1. Consistent Difficulty with Basic Operations
If your child frequently has trouble with addition, subtraction, multiplication, or division, it may indicate an underlying issue with their understanding of basic mathematical operations. One study suggests that students who demonstrate consistent difficulty with these skills may have a learning disability called dyscalculia, which affects a person’s ability to understand and perform mathematical tasks, such as addition, subtraction, multiplication, and division. Dyscalculia affects approximately 5%-7% of the population.
2. Difficulty Understanding Mathematical Language
Mathematical language involves more than just numbers; it includes symbols, words, and phrases related to mathematical concepts. Children experiencing trouble understanding or using this language may struggle to interpret word problems or apply math principles in real-life situations. This inability to grasp mathematical language could signify a potential problem in their comprehension of math concepts.
3. Constant Reliance on Counting Fingers
Though many children use their fingers to count during early development stages, constant reliance on finger counting for higher grade levels might suggest a difficulty in math fluency. By 3rd grade (age 8 to 9), most children develop more advanced math skills and “graduate” from finger-counting. Problems with memorizing basic number facts or utilizing mental math strategies could hinder your child’s progress in mastering more complex numeracy skills.
4. Slow Speed in Solving Questions and Frequent Mistakes
When your child is taking an extended time to tackle a math problem or constantly begins and pauses while attempting to solve one, it might indicate that they’re grappling with a particular concept. Additionally, if your child repeatedly commits errors, it could also be a sign that they’re either not fully grasping or misinterpreting the material. Monitoring your child’s progress and identifying these red flags early on.
5. Inability Or Unwilling to Communicate Understanding
A potential indication of your child struggling in math may be their inability to articulate their question-solving process. Children of a young age may not always possess strong communication skills; however, you should observe your child’s confidence level as they attempt to explain, whether they use their own words, and if they are making an effort to convey their understanding. An earnest attempt to express their thought process often demonstrates a grasp on the concept and active engagement in communicating it.
6. Resistance or Anxiety Towards Math
Avoidance or anxiety when it comes to math activities or assignments can be another sign that your child is struggling with mathematical concepts. They may develop a negative attitude towards math and procrastinate, which subsequently hampers their academic growth. Research indicates that math anxiety can lead to a continuous cycle of avoidance and underachievement.
7. Lack of Confidence in Math Skills
A child with low self-confidence in their math abilities might exhibit a constant need for reassurance or struggle to complete tasks independently. They may avoid participating in class activities or discussions related to math. Lack of self-confidence may also leads to fear of challenges where a child becomes unwilling to do difficult tasks.

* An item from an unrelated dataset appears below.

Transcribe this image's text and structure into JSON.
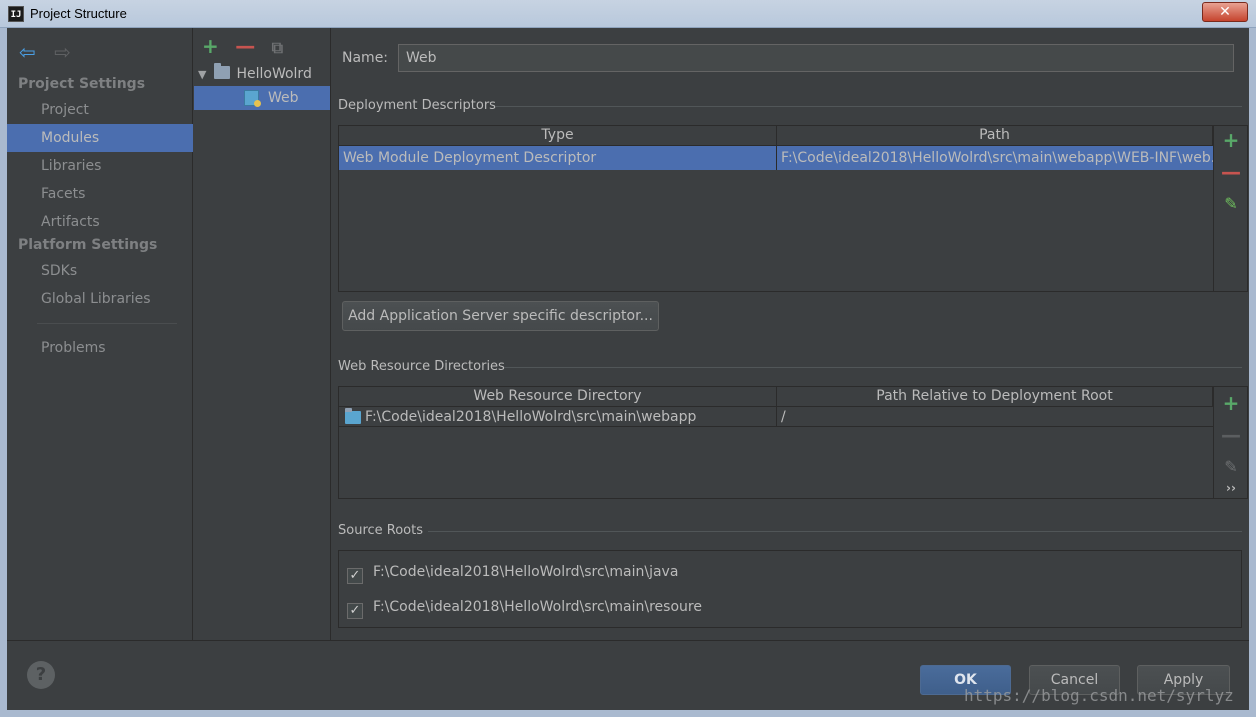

8. Poor Test Scores or Grades
Consistently low test scores or grades in math subjects could indicate that your child has difficulties understanding mathematical concepts or applying problem-solving strategies. Monitoring their academic performance helps identify areas where they might benefit from additional support.
How to Support Your Child’s Math Learning

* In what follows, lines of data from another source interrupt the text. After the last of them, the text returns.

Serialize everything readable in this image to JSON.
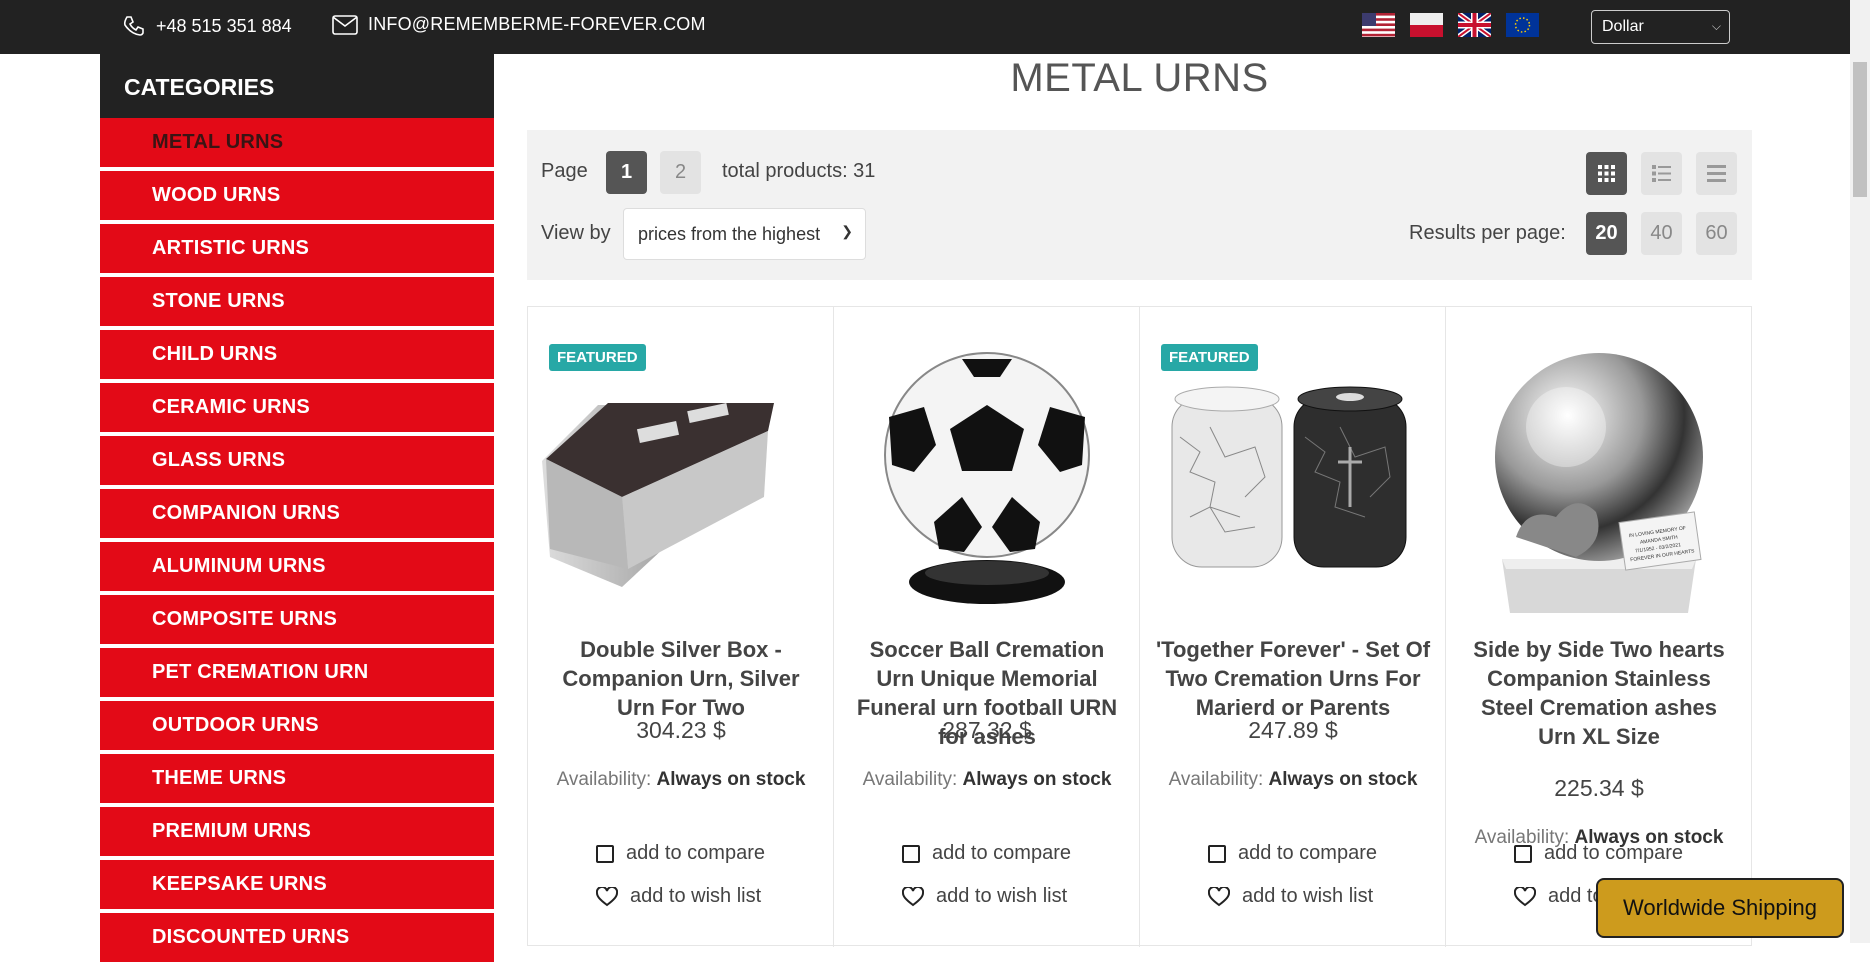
{
  "topbar": {
    "phone": "+48 515 351 884",
    "email": "INFO@REMEMBERME-FOREVER.COM",
    "currency": "Dollar"
  },
  "sidebar": {
    "title": "CATEGORIES",
    "items": [
      {
        "label": "METAL URNS"
      },
      {
        "label": "WOOD URNS"
      },
      {
        "label": "ARTISTIC URNS"
      },
      {
        "label": "STONE URNS"
      },
      {
        "label": "CHILD URNS"
      },
      {
        "label": "CERAMIC URNS"
      },
      {
        "label": "GLASS URNS"
      },
      {
        "label": "COMPANION URNS"
      },
      {
        "label": "ALUMINUM URNS"
      },
      {
        "label": "COMPOSITE URNS"
      },
      {
        "label": "PET CREMATION URN"
      },
      {
        "label": "OUTDOOR URNS"
      },
      {
        "label": "THEME URNS"
      },
      {
        "label": "PREMIUM URNS"
      },
      {
        "label": "KEEPSAKE URNS"
      },
      {
        "label": "DISCOUNTED URNS"
      }
    ]
  },
  "main": {
    "title": "METAL URNS",
    "page_label": "Page",
    "pages": [
      "1",
      "2"
    ],
    "total": "total products: 31",
    "view_by_label": "View by",
    "sort_value": "prices from the highest",
    "results_label": "Results per page:",
    "per_page": [
      "20",
      "40",
      "60"
    ]
  },
  "products": [
    {
      "badge": "FEATURED",
      "name": "Double Silver Box - Companion Urn, Silver Urn For Two",
      "price": "304.23 $",
      "avail_label": "Availability:",
      "avail_value": "Always on stock",
      "compare": "add to compare",
      "wish": "add to wish list"
    },
    {
      "badge": "",
      "name": "Soccer Ball Cremation Urn Unique Memorial Funeral urn football URN for ashes",
      "price": "287.32 $",
      "avail_label": "Availability:",
      "avail_value": "Always on stock",
      "compare": "add to compare",
      "wish": "add to wish list"
    },
    {
      "badge": "FEATURED",
      "name": "'Together Forever' - Set Of Two Cremation Urns For Marierd or Parents",
      "price": "247.89 $",
      "avail_label": "Availability:",
      "avail_value": "Always on stock",
      "compare": "add to compare",
      "wish": "add to wish list"
    },
    {
      "badge": "",
      "name": "Side by Side Two hearts Companion Stainless Steel Cremation ashes Urn XL Size",
      "price": "225.34 $",
      "avail_label": "Availability:",
      "avail_value": "Always on stock",
      "compare": "add to compare",
      "wish": "add to wish list"
    }
  ],
  "plaque": {
    "line1": "IN LOVING MEMORY OF",
    "line2": "AMANDA SMITH",
    "line3": "7/1/1952 - 03/2/2021",
    "line4": "FOREVER IN OUR HEARTS"
  },
  "shipping_button": "Worldwide Shipping",
  "colors": {
    "category_red": "#e30a17",
    "dark_bar": "#222222",
    "featured_teal": "#27a8a6",
    "shipping_gold": "#cd9b1d"
  }
}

- Communicate with your child’s teacher for insights and guidance on their progress.
- Encourage an open dialog to understand your child’s feelings towards math; listening to their concerns can provide valuable guidance on addressing underlying issues.
- Introduce hands-on activities, games, and real-life problem-solving scenarios that foster interest and confidence in math skills.

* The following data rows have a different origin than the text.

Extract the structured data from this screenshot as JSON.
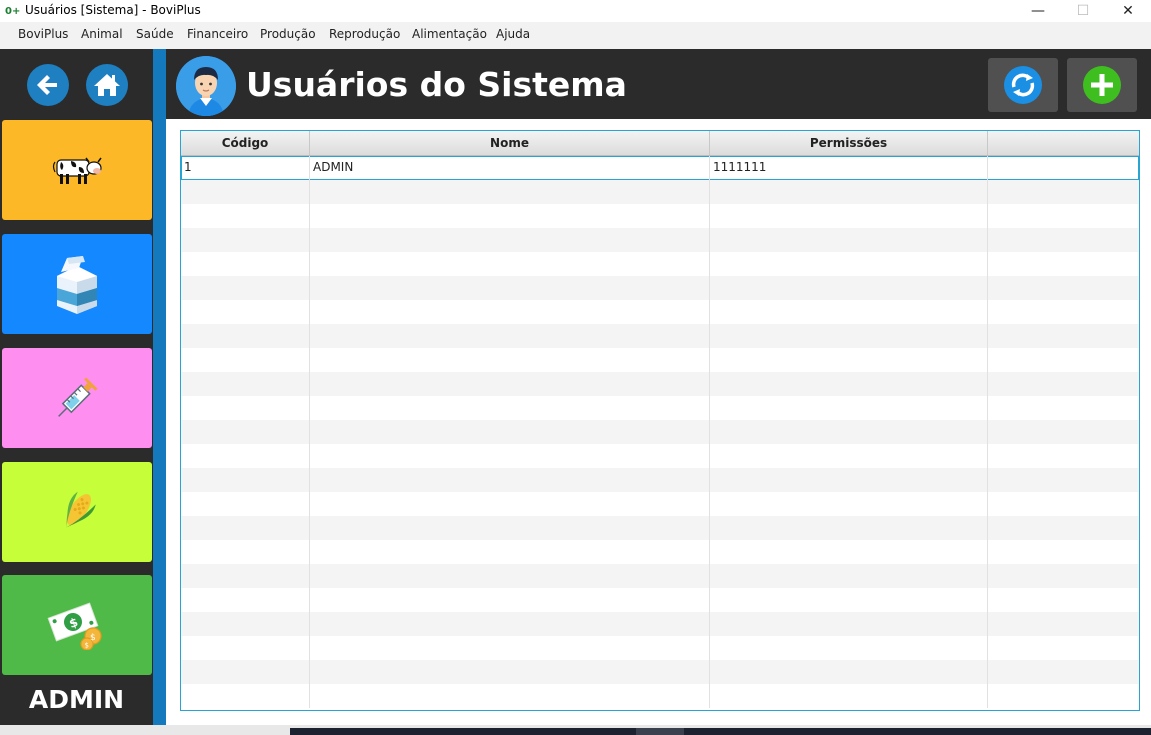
{
  "window": {
    "title": "Usuários [Sistema] - BoviPlus",
    "minimize": "—",
    "maximize": "☐",
    "close": "✕"
  },
  "menu": [
    "BoviPlus",
    "Animal",
    "Saúde",
    "Financeiro",
    "Produção",
    "Reprodução",
    "Alimentação",
    "Ajuda"
  ],
  "sidebar": {
    "tiles": [
      {
        "name": "animal",
        "icon": "cow-icon",
        "color": "#fdb827"
      },
      {
        "name": "producao",
        "icon": "milk-carton-icon",
        "color": "#1388ff"
      },
      {
        "name": "saude",
        "icon": "syringe-icon",
        "color": "#ff8ef1"
      },
      {
        "name": "alimentacao",
        "icon": "corn-icon",
        "color": "#c6ff39"
      },
      {
        "name": "financeiro",
        "icon": "money-icon",
        "color": "#4fba47"
      }
    ],
    "user_label": "ADMIN"
  },
  "header": {
    "title": "Usuários do Sistema"
  },
  "table": {
    "columns": [
      "Código",
      "Nome",
      "Permissões",
      ""
    ],
    "rows": [
      [
        "1",
        "ADMIN",
        "1111111",
        ""
      ]
    ]
  },
  "colors": {
    "dark": "#2b2b2b",
    "accent_blue": "#1479bd",
    "table_border": "#29a3d1"
  }
}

- Consider seeking additional support from tutors or learning centers specializing in math education or intervention programs for children with learning difficulties.
Being aware of the signs that your child could be struggling with math is the first step towards offering appropriate support to enhance their numeracy skills. By providing encouragement, understanding, and a nurturing learning environment, you can foster your child’s confidence and motivation to excel in math.
Richard Zhang, M.Ed., is an educator and a software developer with a Masters degree in education from University of Toronto and an immense passion for education and learning. Until the pandemic, Richard owned an award-winning learning centre in Toronto. For 15 years, he has taught and mentored hundreds of elementary, middle school, and high school students succeed in academics. He is also an app developer specializing in web and mobile application in educational and business sectors.